* [Work instruction]: Search the material for "Accept" and show all lines that contain it.

[Start of Attachment]

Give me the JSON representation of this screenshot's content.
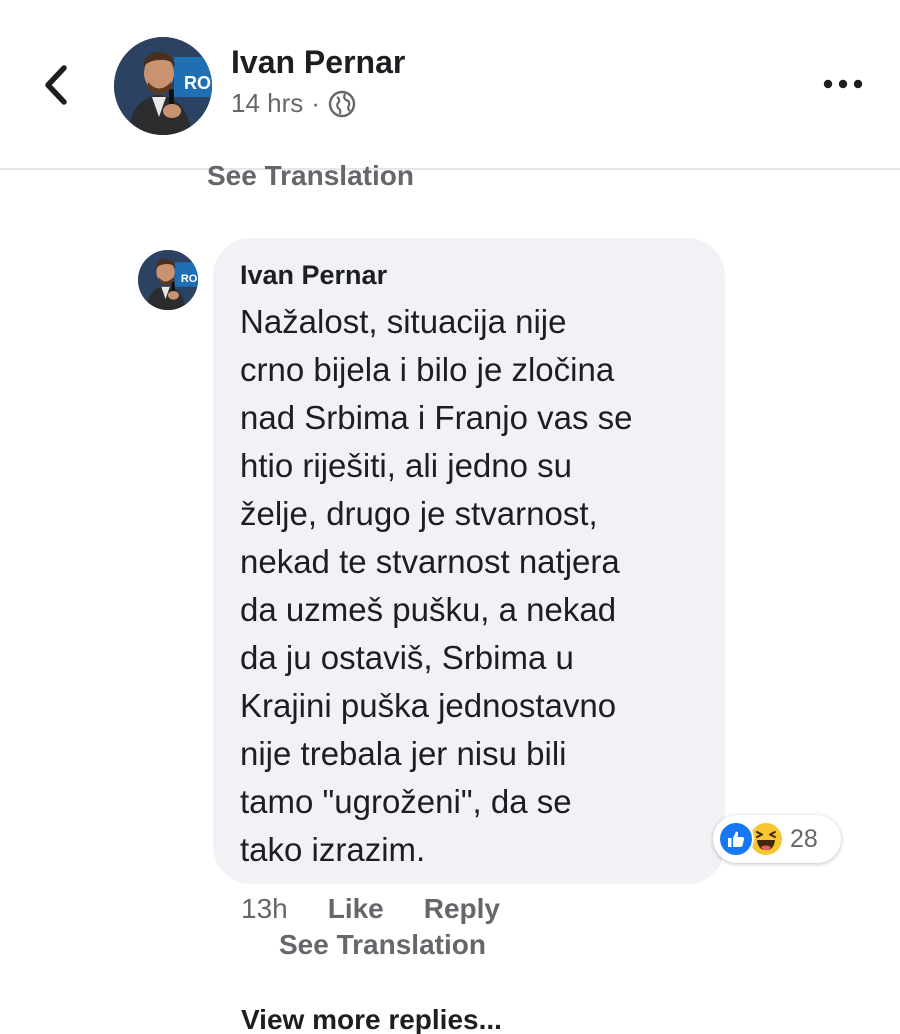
{
  "header": {
    "author_name": "Ivan Pernar",
    "timestamp": "14 hrs",
    "separator": "·",
    "privacy_icon": "globe-icon",
    "back_icon": "chevron-left-icon",
    "more_icon": "ellipsis-icon"
  },
  "post": {
    "see_translation": "See Translation"
  },
  "comment": {
    "author_name": "Ivan Pernar",
    "text_lines": [
      "Nažalost, situacija nije",
      "crno bijela i bilo je zločina",
      "nad Srbima i Franjo vas se",
      "htio riješiti, ali jedno su",
      "želje, drugo je stvarnost,",
      "nekad te stvarnost natjera",
      "da uzmeš pušku, a nekad",
      "da ju ostaviš, Srbima u",
      "Krajini puška jednostavno",
      "nije trebala jer nisu bili",
      "tamo \"ugroženi\", da se",
      "tako izrazim."
    ],
    "reactions": {
      "icons": [
        "like-reaction-icon",
        "haha-reaction-icon"
      ],
      "count": "28"
    },
    "time": "13h",
    "like_label": "Like",
    "reply_label": "Reply",
    "see_translation": "See Translation"
  },
  "footer": {
    "view_more_replies": "View more replies..."
  },
  "colors": {
    "primary_text": "#1c1e21",
    "secondary_text": "#65676b",
    "bubble_bg": "#f0f2f5",
    "like_blue": "#1877f2",
    "haha_yellow": "#f7c631"
  }
}
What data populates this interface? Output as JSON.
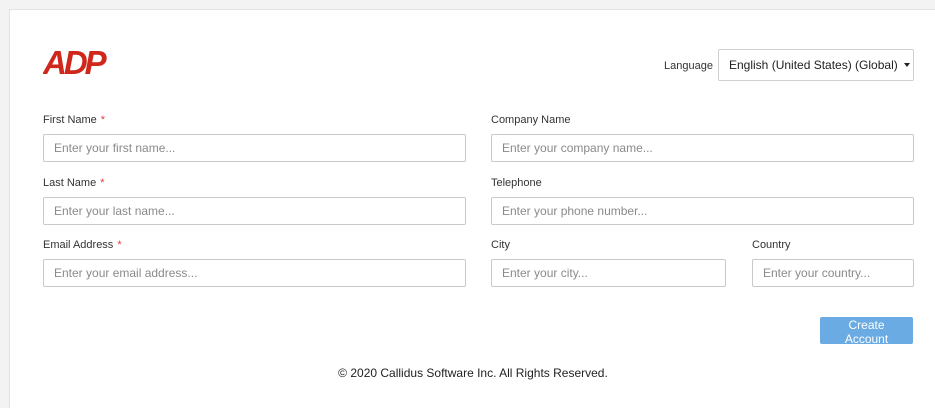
{
  "brand": {
    "logo_text": "ADP",
    "logo_color": "#d0271d"
  },
  "language": {
    "label": "Language",
    "selected": "English (United States) (Global)"
  },
  "form": {
    "first_name": {
      "label": "First Name",
      "required_mark": "*",
      "placeholder": "Enter your first name..."
    },
    "last_name": {
      "label": "Last Name",
      "required_mark": "*",
      "placeholder": "Enter your last name..."
    },
    "email": {
      "label": "Email Address",
      "required_mark": "*",
      "placeholder": "Enter your email address..."
    },
    "company": {
      "label": "Company Name",
      "placeholder": "Enter your company name..."
    },
    "telephone": {
      "label": "Telephone",
      "placeholder": "Enter your phone number..."
    },
    "city": {
      "label": "City",
      "placeholder": "Enter your city..."
    },
    "country": {
      "label": "Country",
      "placeholder": "Enter your country..."
    },
    "submit_label": "Create Account"
  },
  "colors": {
    "accent_button": "#6aabe3",
    "required": "#e04040"
  },
  "footer": {
    "copyright": "© 2020 Callidus Software Inc. All Rights Reserved."
  }
}
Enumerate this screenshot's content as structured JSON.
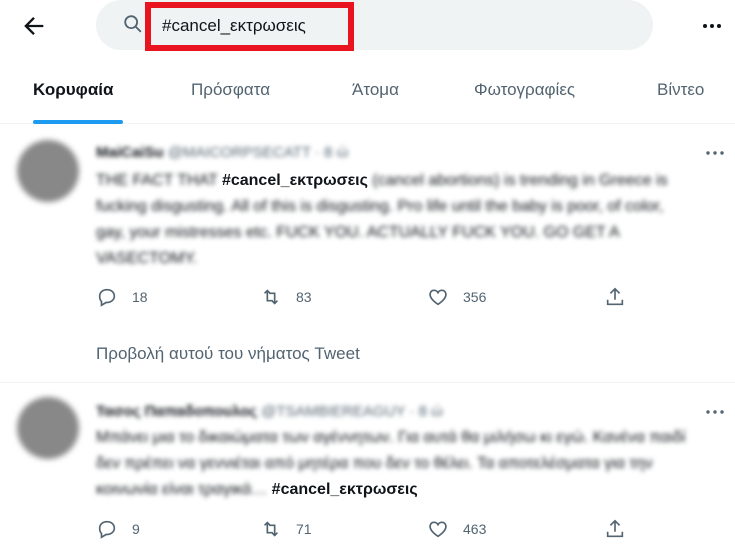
{
  "search": {
    "query": "#cancel_εκτρωσεις"
  },
  "tabs": [
    {
      "label": "Κορυφαία"
    },
    {
      "label": "Πρόσφατα"
    },
    {
      "label": "Άτομα"
    },
    {
      "label": "Φωτογραφίες"
    },
    {
      "label": "Βίντεο"
    }
  ],
  "tweets": [
    {
      "name": "MaiCaiSu",
      "handle": "@MAICORPSECATT",
      "time": "· 8 ώ",
      "text_before": "THE FACT THAT",
      "hashtag": "#cancel_εκτρωσεις",
      "text_after": "(cancel abortions) is trending in Greece is fucking disgusting. All of this is disgusting. Pro life until the baby is poor, of color, gay, your mistresses etc. FUCK YOU. ACTUALLY FUCK YOU. GO GET A VASECTOMY.",
      "replies": "18",
      "retweets": "83",
      "likes": "356",
      "thread_link": "Προβολή αυτού του νήματος Tweet"
    },
    {
      "name": "Τασος Παπαδοπουλος",
      "handle": "@TSAMBIEREAGUY",
      "time": "· 8 ώ",
      "text_before": "Μπάνει μια το δικαιώματα των αγέννητων. Για αυτά θα μιλήσω κι εγώ. Κανένα παιδί δεν πρέπει να γεννιέται από μητέρα που δεν το θέλει. Τα αποτελέσματα για την κοινωνία είναι τραγικά…",
      "hashtag": "#cancel_εκτρωσεις",
      "text_after": "",
      "replies": "9",
      "retweets": "71",
      "likes": "463"
    }
  ],
  "colors": {
    "accent": "#1d9bf0",
    "highlight": "#e8141f",
    "muted": "#536471",
    "text": "#0f1419"
  }
}
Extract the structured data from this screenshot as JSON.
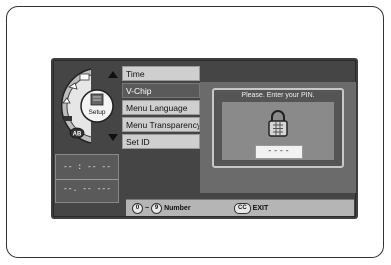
{
  "menu": {
    "category": "Setup",
    "items": [
      {
        "label": "Time"
      },
      {
        "label": "V-Chip"
      },
      {
        "label": "Menu Language"
      },
      {
        "label": "Menu Transparency"
      },
      {
        "label": "Set ID"
      }
    ],
    "active_index": 1
  },
  "wheel": {
    "badge": "AB"
  },
  "dialog": {
    "title": "Please. Enter your PIN.",
    "pin_value": "----"
  },
  "status": {
    "line1": "-- : -- --",
    "line2": "--. -- ---"
  },
  "footer": {
    "key_start": "0",
    "key_tilde": "~",
    "key_end": "9",
    "number_label": "Number",
    "cc_key": "CC",
    "exit_label": "EXIT"
  },
  "colors": {
    "screen_bg": "#454545",
    "menu_item_bg": "#cfcfcf",
    "active_item_bg": "#5a5a5a",
    "dialog_border": "#c8c8c8"
  }
}
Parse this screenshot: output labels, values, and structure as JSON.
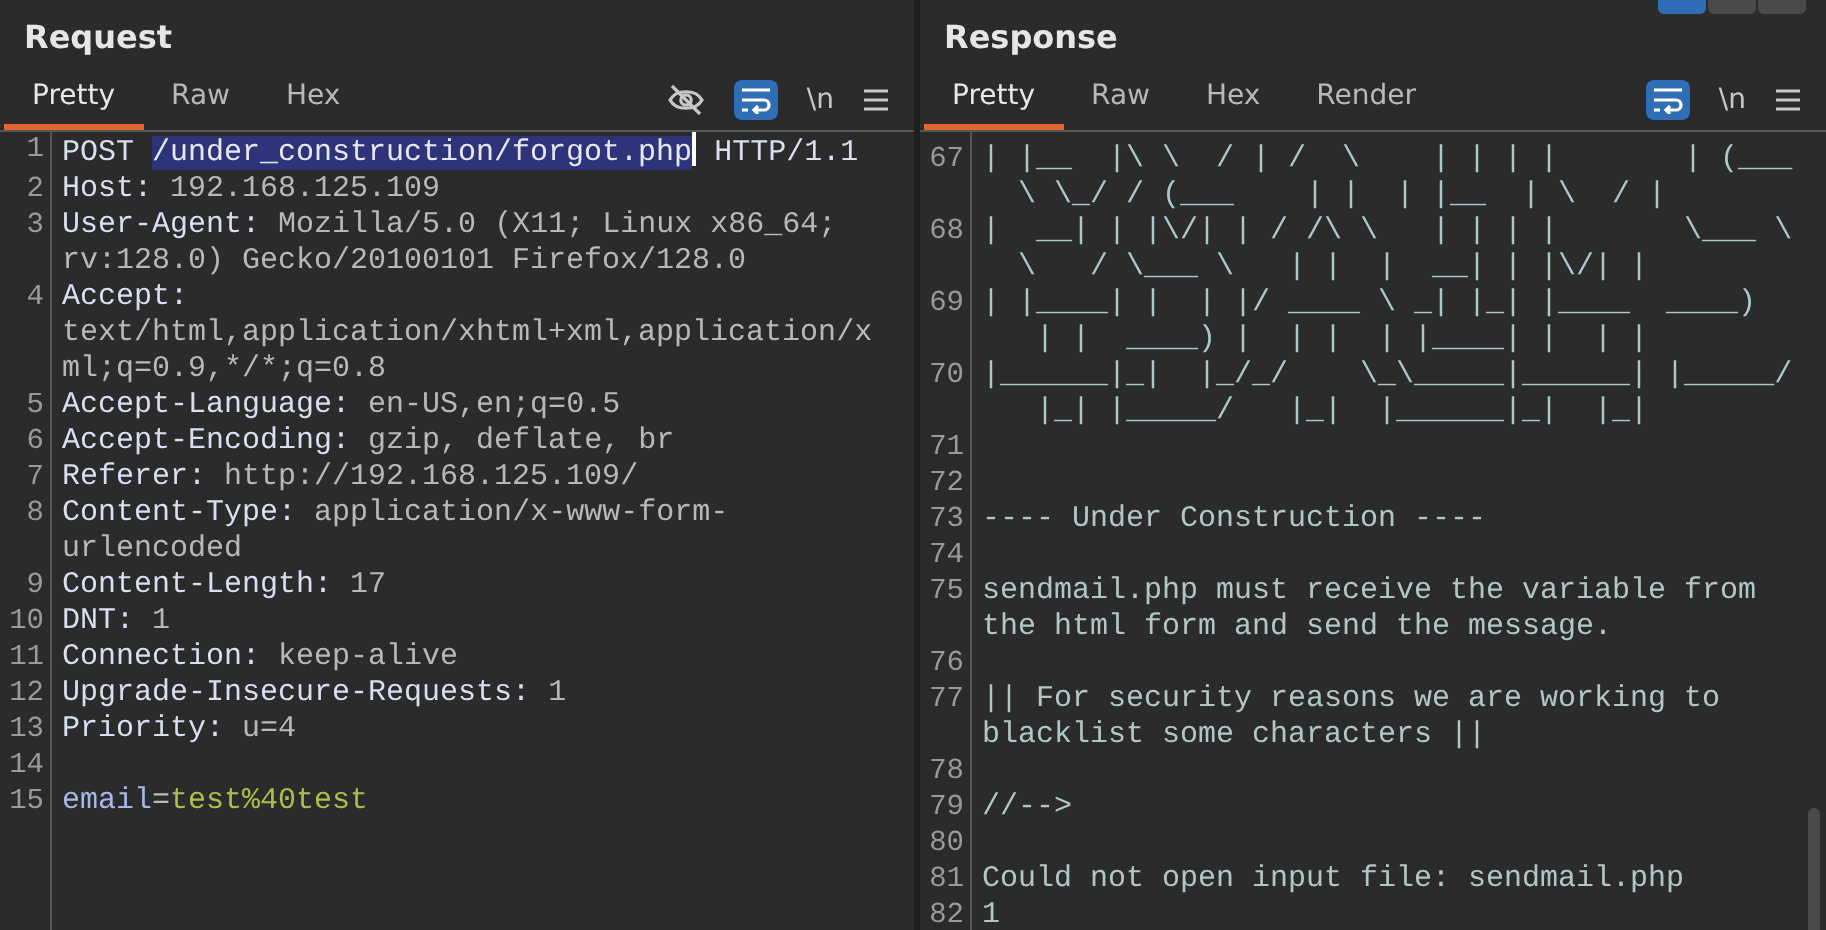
{
  "layout_buttons": [
    {
      "selected": true
    },
    {
      "selected": false
    },
    {
      "selected": false
    }
  ],
  "request": {
    "title": "Request",
    "tabs": [
      {
        "label": "Pretty",
        "selected": true
      },
      {
        "label": "Raw",
        "selected": false
      },
      {
        "label": "Hex",
        "selected": false
      }
    ],
    "toolbar": {
      "hide_icon": true,
      "wrap_on": true,
      "newline_label": "\\n"
    },
    "lines": [
      {
        "kind": "request_line",
        "number": "1",
        "method": "POST",
        "path": "/under_construction/forgot.php",
        "path_selected": true,
        "version": "HTTP/1.1"
      },
      {
        "kind": "header",
        "number": "2",
        "name": "Host:",
        "value": "192.168.125.109"
      },
      {
        "kind": "header",
        "number": "3",
        "name": "User-Agent:",
        "value": "Mozilla/5.0 (X11; Linux x86_64; rv:128.0) Gecko/20100101 Firefox/128.0"
      },
      {
        "kind": "header",
        "number": "4",
        "name": "Accept:",
        "value": "text/html,application/xhtml+xml,application/xml;q=0.9,*/*;q=0.8"
      },
      {
        "kind": "header",
        "number": "5",
        "name": "Accept-Language:",
        "value": "en-US,en;q=0.5"
      },
      {
        "kind": "header",
        "number": "6",
        "name": "Accept-Encoding:",
        "value": "gzip, deflate, br"
      },
      {
        "kind": "header",
        "number": "7",
        "name": "Referer:",
        "value": "http://192.168.125.109/"
      },
      {
        "kind": "header",
        "number": "8",
        "name": "Content-Type:",
        "value": "application/x-www-form-urlencoded"
      },
      {
        "kind": "header",
        "number": "9",
        "name": "Content-Length:",
        "value": "17"
      },
      {
        "kind": "header",
        "number": "10",
        "name": "DNT:",
        "value": "1"
      },
      {
        "kind": "header",
        "number": "11",
        "name": "Connection:",
        "value": "keep-alive"
      },
      {
        "kind": "header",
        "number": "12",
        "name": "Upgrade-Insecure-Requests:",
        "value": "1"
      },
      {
        "kind": "header",
        "number": "13",
        "name": "Priority:",
        "value": "u=4"
      },
      {
        "kind": "blank",
        "number": "14"
      },
      {
        "kind": "body",
        "number": "15",
        "name": "email",
        "separator": "=",
        "value": "test%40test"
      }
    ]
  },
  "response": {
    "title": "Response",
    "tabs": [
      {
        "label": "Pretty",
        "selected": true
      },
      {
        "label": "Raw",
        "selected": false
      },
      {
        "label": "Hex",
        "selected": false
      },
      {
        "label": "Render",
        "selected": false
      }
    ],
    "toolbar": {
      "wrap_on": true,
      "newline_label": "\\n"
    },
    "lines": [
      {
        "kind": "art",
        "number": "67",
        "rows": [
          "| |__  |\\ \\  / | /  \\    | | | |       | (___",
          "  \\ \\_/ / (___    | |  | |__  | \\  / |"
        ]
      },
      {
        "kind": "art",
        "number": "68",
        "rows": [
          "|  __| | |\\/| | / /\\ \\   | | | |       \\___ \\",
          "  \\   / \\___ \\   | |  |  __| | |\\/| |"
        ]
      },
      {
        "kind": "art",
        "number": "69",
        "rows": [
          "| |____| |  | |/ ____ \\ _| |_| |____  ____)",
          "   | |  ____) |  | |  | |____| |  | |"
        ]
      },
      {
        "kind": "art",
        "number": "70",
        "rows": [
          "|______|_|  |_/_/    \\_\\_____|______| |_____/",
          "   |_| |_____/   |_|  |______|_|  |_|"
        ]
      },
      {
        "kind": "blank",
        "number": "71"
      },
      {
        "kind": "blank",
        "number": "72"
      },
      {
        "kind": "text",
        "number": "73",
        "text": "---- Under Construction ----"
      },
      {
        "kind": "blank",
        "number": "74"
      },
      {
        "kind": "text",
        "number": "75",
        "text": "sendmail.php must receive the variable from the html form and send the message."
      },
      {
        "kind": "blank",
        "number": "76"
      },
      {
        "kind": "text",
        "number": "77",
        "text": "|| For security reasons we are working to blacklist some characters ||"
      },
      {
        "kind": "blank",
        "number": "78"
      },
      {
        "kind": "text",
        "number": "79",
        "text": "//-->"
      },
      {
        "kind": "blank",
        "number": "80"
      },
      {
        "kind": "text",
        "number": "81",
        "text": "Could not open input file: sendmail.php"
      },
      {
        "kind": "text",
        "number": "82",
        "text": "1"
      }
    ]
  }
}
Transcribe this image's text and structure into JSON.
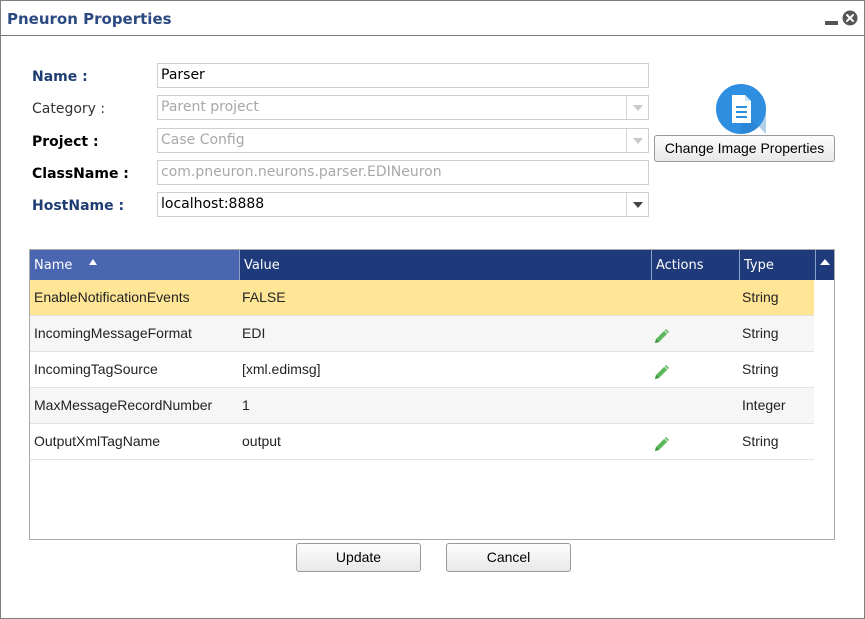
{
  "window": {
    "title": "Pneuron Properties"
  },
  "form": {
    "name_label": "Name :",
    "name_value": "Parser",
    "category_label": "Category :",
    "category_value": "Parent project",
    "project_label": "Project :",
    "project_value": "Case Config",
    "classname_label": "ClassName :",
    "classname_value": "com.pneuron.neurons.parser.EDINeuron",
    "hostname_label": "HostName :",
    "hostname_value": "localhost:8888"
  },
  "image": {
    "icon": "document-icon",
    "accent": "#2e8ee0",
    "change_button": "Change Image Properties"
  },
  "grid": {
    "headers": {
      "name": "Name",
      "value": "Value",
      "actions": "Actions",
      "type": "Type"
    },
    "sort": {
      "column": "Name",
      "direction": "ascending"
    },
    "header_color": "#1f3a7a",
    "selected_color": "#ffe697",
    "rows": [
      {
        "name": "EnableNotificationEvents",
        "value": "FALSE",
        "editable": false,
        "type": "String"
      },
      {
        "name": "IncomingMessageFormat",
        "value": "EDI",
        "editable": true,
        "type": "String"
      },
      {
        "name": "IncomingTagSource",
        "value": "[xml.edimsg]",
        "editable": true,
        "type": "String"
      },
      {
        "name": "MaxMessageRecordNumber",
        "value": "1",
        "editable": false,
        "type": "Integer"
      },
      {
        "name": "OutputXmlTagName",
        "value": "output",
        "editable": true,
        "type": "String"
      }
    ]
  },
  "buttons": {
    "update": "Update",
    "cancel": "Cancel"
  }
}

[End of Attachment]

* [Solution]:
        "name": "Accept:",
        "name": "Accept-Language:",
        "name": "Accept-Encoding:",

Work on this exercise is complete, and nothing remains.